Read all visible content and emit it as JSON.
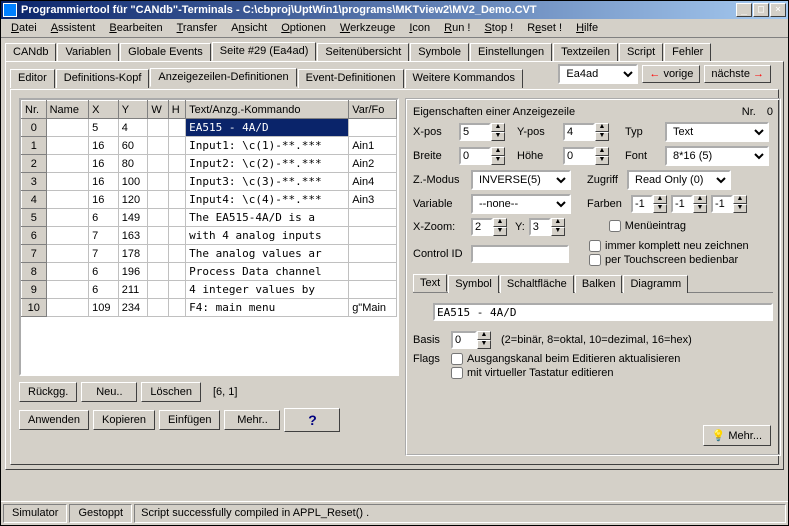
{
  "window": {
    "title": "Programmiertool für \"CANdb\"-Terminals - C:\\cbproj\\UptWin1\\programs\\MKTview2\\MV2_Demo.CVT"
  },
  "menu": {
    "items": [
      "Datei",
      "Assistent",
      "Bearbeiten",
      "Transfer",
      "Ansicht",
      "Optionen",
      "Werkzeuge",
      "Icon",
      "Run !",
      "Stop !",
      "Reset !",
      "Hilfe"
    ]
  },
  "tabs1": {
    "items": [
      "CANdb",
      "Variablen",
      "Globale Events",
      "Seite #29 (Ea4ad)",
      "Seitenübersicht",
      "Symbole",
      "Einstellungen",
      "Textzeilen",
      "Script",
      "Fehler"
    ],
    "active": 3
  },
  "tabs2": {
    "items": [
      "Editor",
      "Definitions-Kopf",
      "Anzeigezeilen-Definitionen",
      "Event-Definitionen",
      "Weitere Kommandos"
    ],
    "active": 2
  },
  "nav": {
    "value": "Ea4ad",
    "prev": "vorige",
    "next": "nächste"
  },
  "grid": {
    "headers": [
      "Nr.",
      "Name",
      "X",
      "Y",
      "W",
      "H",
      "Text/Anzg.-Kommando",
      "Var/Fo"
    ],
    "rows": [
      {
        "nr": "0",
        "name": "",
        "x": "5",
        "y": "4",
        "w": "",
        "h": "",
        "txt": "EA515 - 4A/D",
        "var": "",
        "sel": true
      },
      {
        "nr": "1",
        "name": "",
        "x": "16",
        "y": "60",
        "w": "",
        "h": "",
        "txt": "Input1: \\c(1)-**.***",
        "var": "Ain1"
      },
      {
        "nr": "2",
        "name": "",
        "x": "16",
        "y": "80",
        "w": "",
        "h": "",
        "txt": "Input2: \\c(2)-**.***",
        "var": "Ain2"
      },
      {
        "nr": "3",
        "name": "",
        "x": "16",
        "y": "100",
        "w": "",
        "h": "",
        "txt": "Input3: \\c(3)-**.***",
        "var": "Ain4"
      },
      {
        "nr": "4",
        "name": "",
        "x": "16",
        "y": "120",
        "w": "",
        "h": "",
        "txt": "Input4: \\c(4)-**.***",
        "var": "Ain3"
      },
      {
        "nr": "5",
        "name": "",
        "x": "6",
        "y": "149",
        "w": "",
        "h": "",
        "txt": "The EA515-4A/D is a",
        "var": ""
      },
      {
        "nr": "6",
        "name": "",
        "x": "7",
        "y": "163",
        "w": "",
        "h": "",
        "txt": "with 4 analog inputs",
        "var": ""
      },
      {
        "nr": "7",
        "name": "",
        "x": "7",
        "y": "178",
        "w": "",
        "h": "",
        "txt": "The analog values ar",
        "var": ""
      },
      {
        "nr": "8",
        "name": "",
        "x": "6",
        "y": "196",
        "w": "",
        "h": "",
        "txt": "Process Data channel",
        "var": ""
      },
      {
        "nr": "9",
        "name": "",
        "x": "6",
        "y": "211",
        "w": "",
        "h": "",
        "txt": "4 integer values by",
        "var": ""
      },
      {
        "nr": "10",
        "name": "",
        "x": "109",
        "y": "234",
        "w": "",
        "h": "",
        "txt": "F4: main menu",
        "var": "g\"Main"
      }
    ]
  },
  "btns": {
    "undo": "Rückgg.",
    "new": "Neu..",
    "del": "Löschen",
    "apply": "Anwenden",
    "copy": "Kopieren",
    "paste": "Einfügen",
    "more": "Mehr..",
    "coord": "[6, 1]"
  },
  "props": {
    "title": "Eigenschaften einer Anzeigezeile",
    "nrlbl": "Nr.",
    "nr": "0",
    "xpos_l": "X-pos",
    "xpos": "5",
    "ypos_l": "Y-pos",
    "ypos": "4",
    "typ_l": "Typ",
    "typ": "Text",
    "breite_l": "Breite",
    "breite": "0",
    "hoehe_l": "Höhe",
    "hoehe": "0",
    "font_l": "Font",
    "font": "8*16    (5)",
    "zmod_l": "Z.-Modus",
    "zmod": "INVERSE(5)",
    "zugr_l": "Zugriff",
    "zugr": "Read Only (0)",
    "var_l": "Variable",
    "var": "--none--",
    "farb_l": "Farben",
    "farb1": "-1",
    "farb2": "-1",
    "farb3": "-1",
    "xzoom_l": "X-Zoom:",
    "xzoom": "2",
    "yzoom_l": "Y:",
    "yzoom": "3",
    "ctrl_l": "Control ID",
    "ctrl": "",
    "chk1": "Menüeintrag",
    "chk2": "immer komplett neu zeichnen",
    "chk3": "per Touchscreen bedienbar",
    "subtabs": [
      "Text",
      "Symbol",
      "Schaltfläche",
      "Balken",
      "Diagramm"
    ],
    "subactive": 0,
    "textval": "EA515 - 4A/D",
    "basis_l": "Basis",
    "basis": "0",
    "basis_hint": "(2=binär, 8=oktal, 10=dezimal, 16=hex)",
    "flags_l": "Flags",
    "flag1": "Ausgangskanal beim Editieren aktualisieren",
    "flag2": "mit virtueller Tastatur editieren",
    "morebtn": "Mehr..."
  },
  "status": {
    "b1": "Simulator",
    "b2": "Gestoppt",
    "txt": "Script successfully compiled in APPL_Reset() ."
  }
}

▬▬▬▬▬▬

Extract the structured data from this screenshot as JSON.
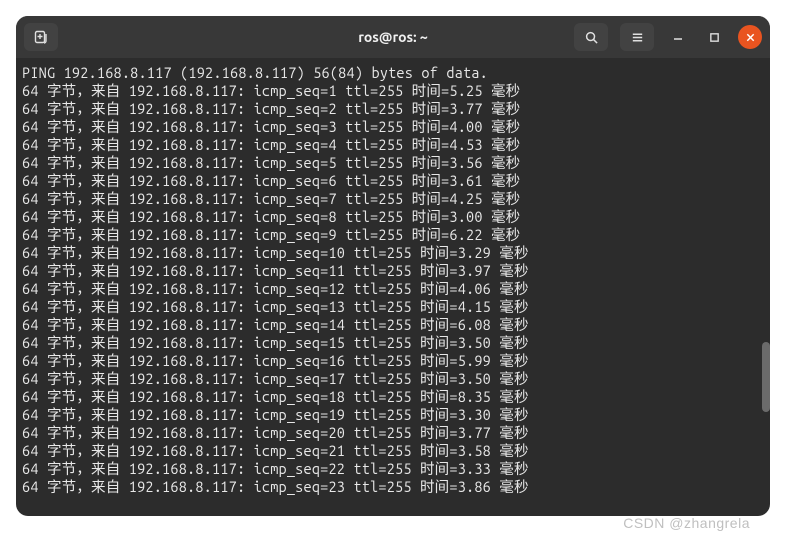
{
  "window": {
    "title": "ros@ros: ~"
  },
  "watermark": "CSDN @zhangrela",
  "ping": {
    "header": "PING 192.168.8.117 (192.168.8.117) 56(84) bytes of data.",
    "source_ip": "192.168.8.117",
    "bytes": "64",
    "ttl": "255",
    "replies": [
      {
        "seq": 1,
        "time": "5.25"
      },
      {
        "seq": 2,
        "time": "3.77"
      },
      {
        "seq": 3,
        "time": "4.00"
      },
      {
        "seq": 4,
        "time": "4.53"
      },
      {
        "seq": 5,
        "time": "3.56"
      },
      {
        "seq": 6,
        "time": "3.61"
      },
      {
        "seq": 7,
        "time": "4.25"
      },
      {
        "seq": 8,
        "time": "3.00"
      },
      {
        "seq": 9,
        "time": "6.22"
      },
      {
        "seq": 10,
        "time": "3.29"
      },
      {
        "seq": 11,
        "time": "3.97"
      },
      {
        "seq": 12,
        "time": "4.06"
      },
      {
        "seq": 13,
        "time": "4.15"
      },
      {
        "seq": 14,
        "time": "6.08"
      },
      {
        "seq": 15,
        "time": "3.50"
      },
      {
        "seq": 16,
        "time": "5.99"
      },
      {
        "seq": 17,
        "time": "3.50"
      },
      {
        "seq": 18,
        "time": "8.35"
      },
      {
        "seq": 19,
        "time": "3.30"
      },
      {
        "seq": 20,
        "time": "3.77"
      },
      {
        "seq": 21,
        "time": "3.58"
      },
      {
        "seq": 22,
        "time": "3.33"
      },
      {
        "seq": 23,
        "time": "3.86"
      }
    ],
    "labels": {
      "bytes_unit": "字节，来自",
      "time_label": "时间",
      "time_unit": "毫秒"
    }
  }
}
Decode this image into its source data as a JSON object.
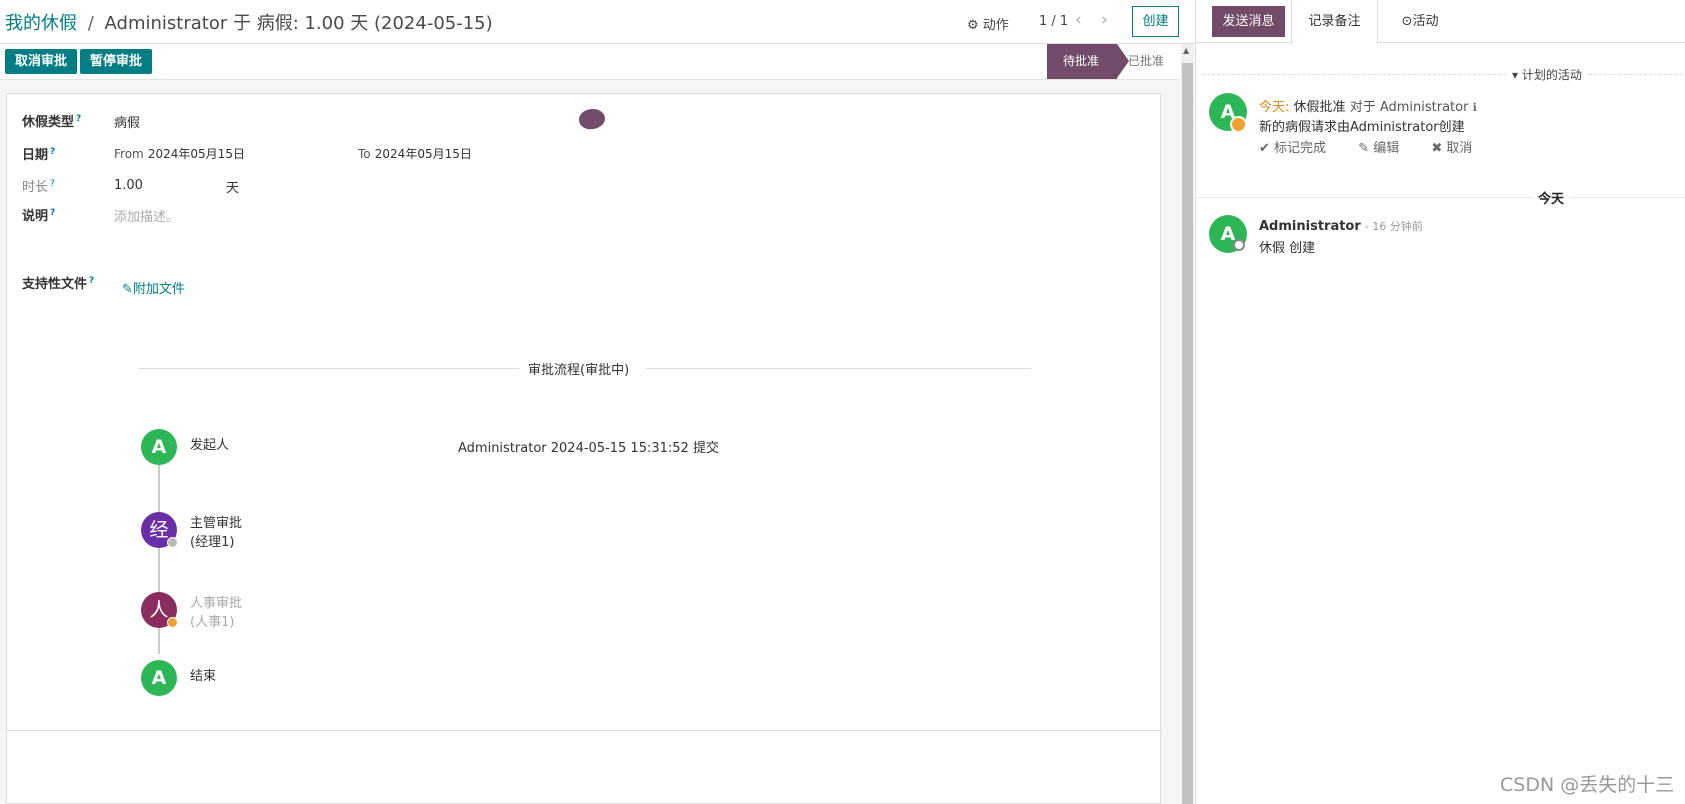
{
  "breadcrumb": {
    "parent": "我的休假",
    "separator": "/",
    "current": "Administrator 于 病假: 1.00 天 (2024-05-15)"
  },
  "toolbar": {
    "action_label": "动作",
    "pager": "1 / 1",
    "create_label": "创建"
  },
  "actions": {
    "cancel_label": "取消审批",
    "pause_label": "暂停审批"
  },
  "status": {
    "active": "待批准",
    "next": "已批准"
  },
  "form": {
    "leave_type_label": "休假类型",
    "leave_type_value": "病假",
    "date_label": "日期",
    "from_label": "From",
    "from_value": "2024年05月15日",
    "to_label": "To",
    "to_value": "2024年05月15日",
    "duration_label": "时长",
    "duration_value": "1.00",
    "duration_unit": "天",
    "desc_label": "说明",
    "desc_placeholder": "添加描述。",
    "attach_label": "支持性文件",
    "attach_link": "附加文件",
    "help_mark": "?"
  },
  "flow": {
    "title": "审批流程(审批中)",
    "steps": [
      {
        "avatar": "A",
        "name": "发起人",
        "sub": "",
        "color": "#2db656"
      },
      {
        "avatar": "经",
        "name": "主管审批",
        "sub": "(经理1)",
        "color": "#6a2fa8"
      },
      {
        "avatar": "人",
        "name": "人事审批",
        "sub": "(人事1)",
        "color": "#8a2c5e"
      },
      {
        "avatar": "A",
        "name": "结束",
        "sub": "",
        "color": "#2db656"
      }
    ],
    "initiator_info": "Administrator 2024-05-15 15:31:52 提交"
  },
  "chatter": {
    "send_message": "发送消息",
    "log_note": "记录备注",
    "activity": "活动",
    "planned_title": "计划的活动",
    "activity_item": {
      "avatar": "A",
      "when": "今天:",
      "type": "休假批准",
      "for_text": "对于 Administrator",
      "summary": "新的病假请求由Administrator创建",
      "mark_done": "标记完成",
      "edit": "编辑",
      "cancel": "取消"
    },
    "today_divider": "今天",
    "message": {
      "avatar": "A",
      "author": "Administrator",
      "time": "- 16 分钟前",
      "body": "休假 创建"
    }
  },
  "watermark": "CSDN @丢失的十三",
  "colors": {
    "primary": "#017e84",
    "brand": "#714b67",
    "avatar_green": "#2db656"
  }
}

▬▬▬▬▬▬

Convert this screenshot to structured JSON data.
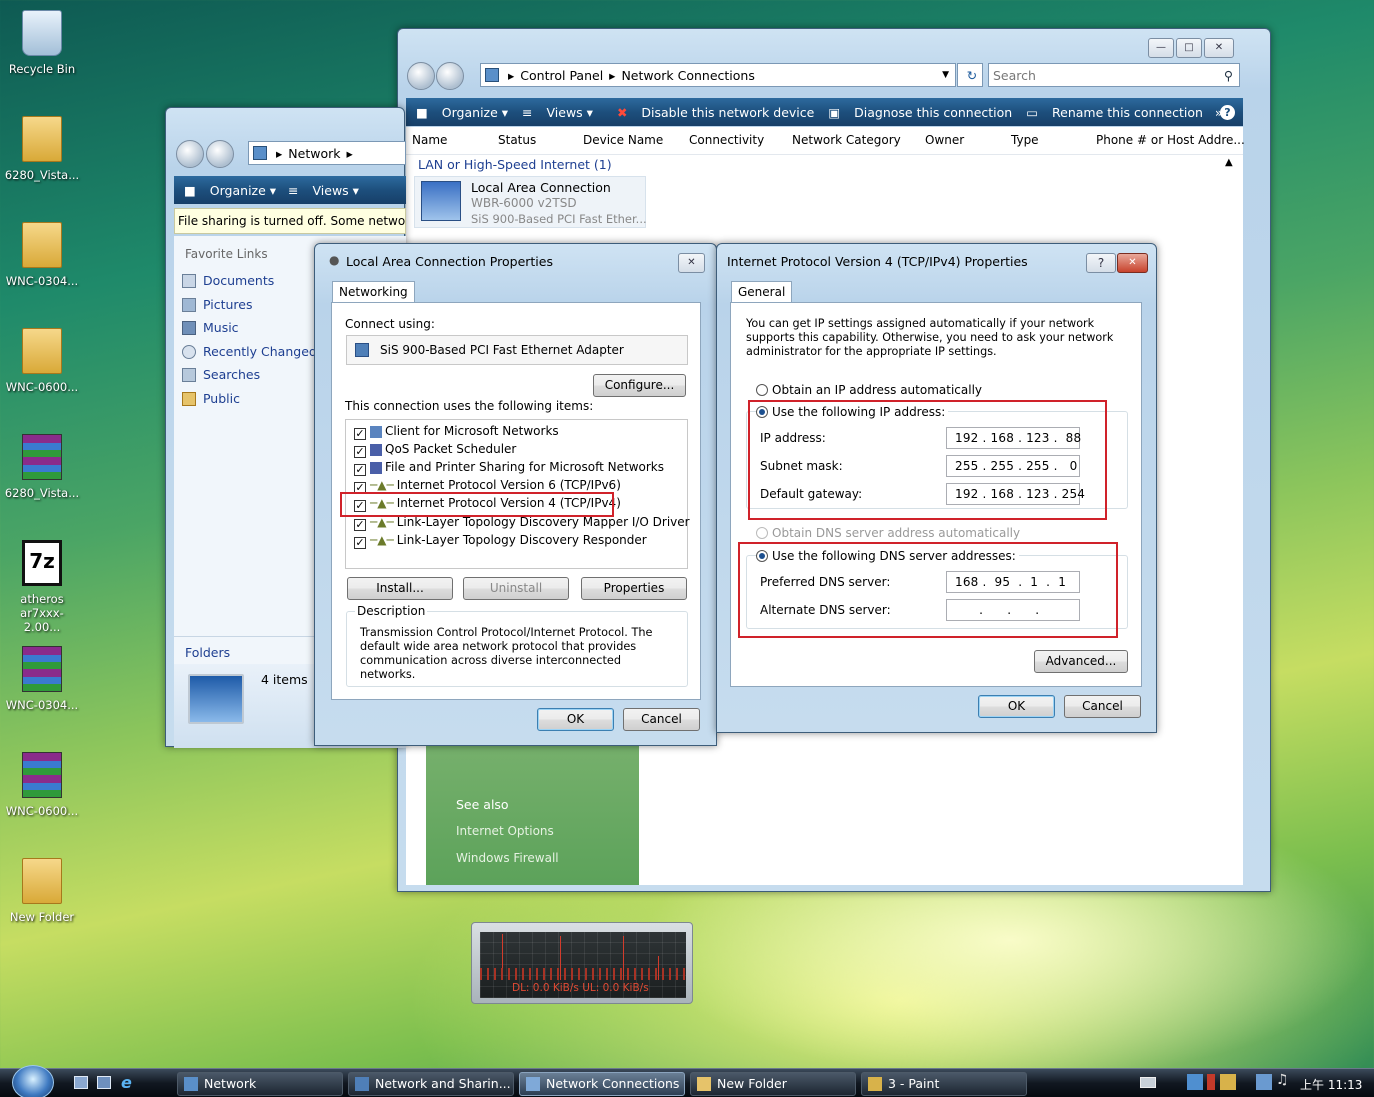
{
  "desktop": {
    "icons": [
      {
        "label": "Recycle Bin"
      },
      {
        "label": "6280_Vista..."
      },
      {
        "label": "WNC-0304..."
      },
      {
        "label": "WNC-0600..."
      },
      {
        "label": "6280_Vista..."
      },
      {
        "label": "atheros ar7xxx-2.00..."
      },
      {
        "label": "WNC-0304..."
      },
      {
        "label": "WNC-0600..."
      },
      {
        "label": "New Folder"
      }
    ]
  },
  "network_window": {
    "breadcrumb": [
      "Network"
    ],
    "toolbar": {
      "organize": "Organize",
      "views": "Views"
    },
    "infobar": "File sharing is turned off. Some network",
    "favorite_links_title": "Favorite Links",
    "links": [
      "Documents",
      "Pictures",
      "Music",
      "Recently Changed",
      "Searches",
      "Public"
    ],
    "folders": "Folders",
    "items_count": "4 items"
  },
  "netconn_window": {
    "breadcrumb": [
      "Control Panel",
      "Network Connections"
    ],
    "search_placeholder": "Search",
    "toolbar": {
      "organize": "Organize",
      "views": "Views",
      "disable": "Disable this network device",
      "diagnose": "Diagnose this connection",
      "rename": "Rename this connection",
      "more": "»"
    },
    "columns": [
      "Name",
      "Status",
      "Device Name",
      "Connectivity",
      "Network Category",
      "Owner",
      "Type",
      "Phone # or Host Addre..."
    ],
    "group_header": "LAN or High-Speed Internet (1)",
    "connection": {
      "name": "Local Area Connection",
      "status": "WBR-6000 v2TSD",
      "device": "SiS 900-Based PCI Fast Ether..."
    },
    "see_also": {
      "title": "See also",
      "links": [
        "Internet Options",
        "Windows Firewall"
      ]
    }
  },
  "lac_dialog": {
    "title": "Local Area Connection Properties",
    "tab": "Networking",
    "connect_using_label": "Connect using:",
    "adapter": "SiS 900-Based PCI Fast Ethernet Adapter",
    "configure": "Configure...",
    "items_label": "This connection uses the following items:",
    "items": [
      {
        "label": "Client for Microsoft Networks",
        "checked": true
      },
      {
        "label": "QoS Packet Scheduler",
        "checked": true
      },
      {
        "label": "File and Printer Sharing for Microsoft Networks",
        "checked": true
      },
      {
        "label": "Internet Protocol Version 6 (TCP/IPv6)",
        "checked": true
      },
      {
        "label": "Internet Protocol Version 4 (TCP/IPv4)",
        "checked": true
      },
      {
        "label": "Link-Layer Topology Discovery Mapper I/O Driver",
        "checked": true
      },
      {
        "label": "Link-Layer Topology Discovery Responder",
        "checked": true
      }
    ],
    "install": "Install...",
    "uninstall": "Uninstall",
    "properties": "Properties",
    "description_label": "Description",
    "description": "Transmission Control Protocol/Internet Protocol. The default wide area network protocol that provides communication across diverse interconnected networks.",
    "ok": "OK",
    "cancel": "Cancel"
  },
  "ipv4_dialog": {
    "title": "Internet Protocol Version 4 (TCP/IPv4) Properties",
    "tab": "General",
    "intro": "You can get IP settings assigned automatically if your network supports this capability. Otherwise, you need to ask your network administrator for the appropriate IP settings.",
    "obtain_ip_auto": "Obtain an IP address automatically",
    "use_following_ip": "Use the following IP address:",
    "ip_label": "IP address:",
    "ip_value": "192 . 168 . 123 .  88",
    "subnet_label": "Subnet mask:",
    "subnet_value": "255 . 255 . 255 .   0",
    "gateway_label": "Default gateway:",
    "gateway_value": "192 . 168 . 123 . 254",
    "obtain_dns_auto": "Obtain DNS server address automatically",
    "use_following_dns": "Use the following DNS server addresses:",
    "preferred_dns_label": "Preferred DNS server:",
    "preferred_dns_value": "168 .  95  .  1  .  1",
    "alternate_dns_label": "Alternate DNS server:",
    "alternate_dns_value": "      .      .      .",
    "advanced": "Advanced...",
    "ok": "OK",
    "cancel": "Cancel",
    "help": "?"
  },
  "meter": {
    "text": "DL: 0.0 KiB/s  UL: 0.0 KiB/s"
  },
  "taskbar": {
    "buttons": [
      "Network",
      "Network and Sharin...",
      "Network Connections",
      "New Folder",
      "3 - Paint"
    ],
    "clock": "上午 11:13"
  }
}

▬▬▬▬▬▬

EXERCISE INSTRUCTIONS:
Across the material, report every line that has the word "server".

WRITTEN RESPONSE:
    "obtain_dns_auto": "Obtain DNS server address automatically",
    "use_following_dns": "Use the following DNS server addresses:",
    "preferred_dns_label": "Preferred DNS server:",
    "alternate_dns_label": "Alternate DNS server:",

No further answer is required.